### THE TASK
Search the records for the word "Tempat" and pick out every line that has it.

===== RECORDS SHOWN =====

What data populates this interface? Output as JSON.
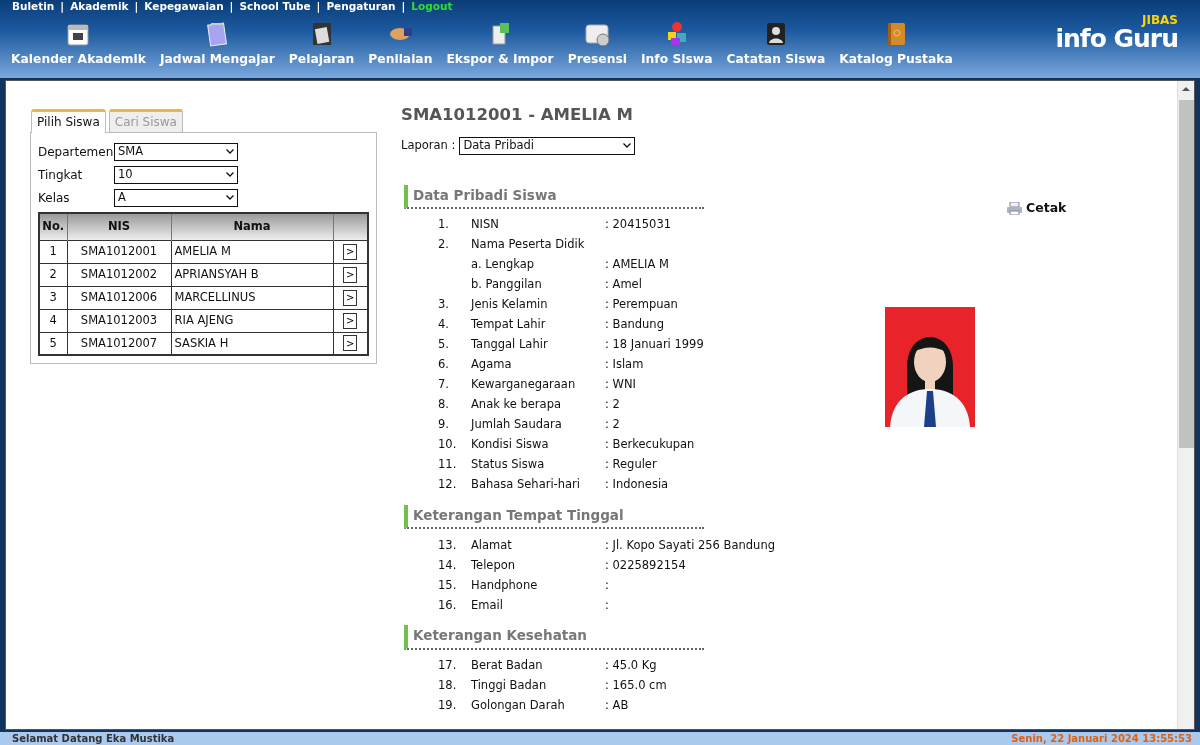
{
  "top_links": [
    {
      "label": "Buletin",
      "kind": "link"
    },
    {
      "separator": "|",
      "label": "Akademik",
      "kind": "link"
    },
    {
      "separator": "|",
      "label": "Kepegawaian",
      "kind": "link"
    },
    {
      "separator": "|",
      "label": "School Tube",
      "kind": "link"
    },
    {
      "separator": "|",
      "label": "Pengaturan",
      "kind": "link"
    },
    {
      "separator": "|",
      "label": "Logout",
      "kind": "logout"
    }
  ],
  "nav": [
    {
      "label": "Kalender Akademik"
    },
    {
      "label": "Jadwal Mengajar"
    },
    {
      "label": "Pelajaran"
    },
    {
      "label": "Penilaian"
    },
    {
      "label": "Ekspor & Impor"
    },
    {
      "label": "Presensi"
    },
    {
      "label": "Info Siswa"
    },
    {
      "label": "Catatan Siswa"
    },
    {
      "label": "Katalog Pustaka"
    }
  ],
  "logo": {
    "brand": "JIBAS",
    "title": "info Guru"
  },
  "tabs": [
    {
      "label": "Pilih Siswa",
      "selected": true
    },
    {
      "label": "Cari Siswa",
      "selected": false
    }
  ],
  "filters": [
    {
      "label": "Departemen",
      "value": "SMA"
    },
    {
      "label": "Tingkat",
      "value": "10"
    },
    {
      "label": "Kelas",
      "value": "A"
    }
  ],
  "table": {
    "columns": [
      "No.",
      "NIS",
      "Nama"
    ],
    "rows": [
      {
        "no": "1",
        "nis": "SMA1012001",
        "nama": "AMELIA M",
        "action": ">"
      },
      {
        "no": "2",
        "nis": "SMA1012002",
        "nama": "APRIANSYAH B",
        "action": ">"
      },
      {
        "no": "3",
        "nis": "SMA1012006",
        "nama": "MARCELLINUS",
        "action": ">"
      },
      {
        "no": "4",
        "nis": "SMA1012003",
        "nama": "RIA AJENG",
        "action": ">"
      },
      {
        "no": "5",
        "nis": "SMA1012007",
        "nama": "SASKIA H",
        "action": ">"
      }
    ]
  },
  "student_title": "SMA1012001 - AMELIA M",
  "report": {
    "label": "Laporan :",
    "value": "Data Pribadi"
  },
  "print_button": "Cetak",
  "sections": [
    {
      "title": "Data Pribadi Siswa",
      "fields": [
        {
          "no": "1.",
          "label": "NISN",
          "value": ": 20415031"
        },
        {
          "no": "2.",
          "label": "Nama Peserta Didik"
        },
        {
          "label": "a. Lengkap",
          "value": ": AMELIA M"
        },
        {
          "label": "b. Panggilan",
          "value": ": Amel"
        },
        {
          "no": "3.",
          "label": "Jenis Kelamin",
          "value": ": Perempuan"
        },
        {
          "no": "4.",
          "label": "Tempat Lahir",
          "value": ": Bandung"
        },
        {
          "no": "5.",
          "label": "Tanggal Lahir",
          "value": ": 18 Januari 1999"
        },
        {
          "no": "6.",
          "label": "Agama",
          "value": ": Islam"
        },
        {
          "no": "7.",
          "label": "Kewarganegaraan",
          "value": ": WNI"
        },
        {
          "no": "8.",
          "label": "Anak ke berapa",
          "value": ": 2"
        },
        {
          "no": "9.",
          "label": "Jumlah Saudara",
          "value": ": 2"
        },
        {
          "no": "10.",
          "label": "Kondisi Siswa",
          "value": ": Berkecukupan"
        },
        {
          "no": "11.",
          "label": "Status Siswa",
          "value": ": Reguler"
        },
        {
          "no": "12.",
          "label": "Bahasa Sehari-hari",
          "value": ": Indonesia"
        }
      ]
    },
    {
      "title": "Keterangan Tempat Tinggal",
      "fields": [
        {
          "no": "13.",
          "label": "Alamat",
          "value": ": Jl. Kopo Sayati 256 Bandung"
        },
        {
          "no": "14.",
          "label": "Telepon",
          "value": ": 0225892154"
        },
        {
          "no": "15.",
          "label": "Handphone",
          "value": ":"
        },
        {
          "no": "16.",
          "label": "Email",
          "value": ":"
        }
      ]
    },
    {
      "title": "Keterangan Kesehatan",
      "fields": [
        {
          "no": "17.",
          "label": "Berat Badan",
          "value": ": 45.0 Kg"
        },
        {
          "no": "18.",
          "label": "Tinggi Badan",
          "value": ": 165.0 cm"
        },
        {
          "no": "19.",
          "label": "Golongan Darah",
          "value": ": AB"
        }
      ]
    }
  ],
  "status_bar": {
    "welcome": "Selamat Datang Eka Mustika",
    "datetime": "Senin, 22 Januari 2024 13:55:53"
  }
}
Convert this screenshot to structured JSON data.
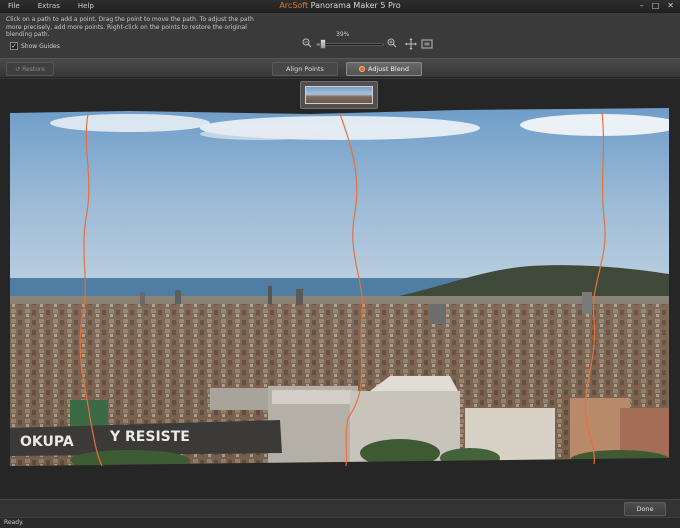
{
  "app": {
    "brand": "ArcSoft",
    "title": "Panorama Maker 5 Pro"
  },
  "menu": [
    {
      "label": "File"
    },
    {
      "label": "Extras"
    },
    {
      "label": "Help"
    }
  ],
  "window_controls": {
    "minimize": "–",
    "maximize": "□",
    "close": "✕"
  },
  "instructions": "Click on a path to add a point. Drag the point to move the path. To adjust the path more precisely, add more points. Right-click on the points to restore the original blending path.",
  "guides": {
    "label": "Show Guides",
    "checked": true
  },
  "zoom": {
    "percent_label": "39%",
    "value": 0.1
  },
  "toolbar": {
    "restore_label": "Restore",
    "tab_align": "Align Points",
    "tab_blend": "Adjust Blend"
  },
  "panorama": {
    "ground_text_1": "OKUPA",
    "ground_text_2": "Y RESISTE",
    "accent_path_color": "#e8703a"
  },
  "footer": {
    "done_label": "Done",
    "status": "Ready."
  }
}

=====

### TASK OUTPUT
          "label": "Tempat Lahir",
      "title": "Keterangan Tempat Tinggal",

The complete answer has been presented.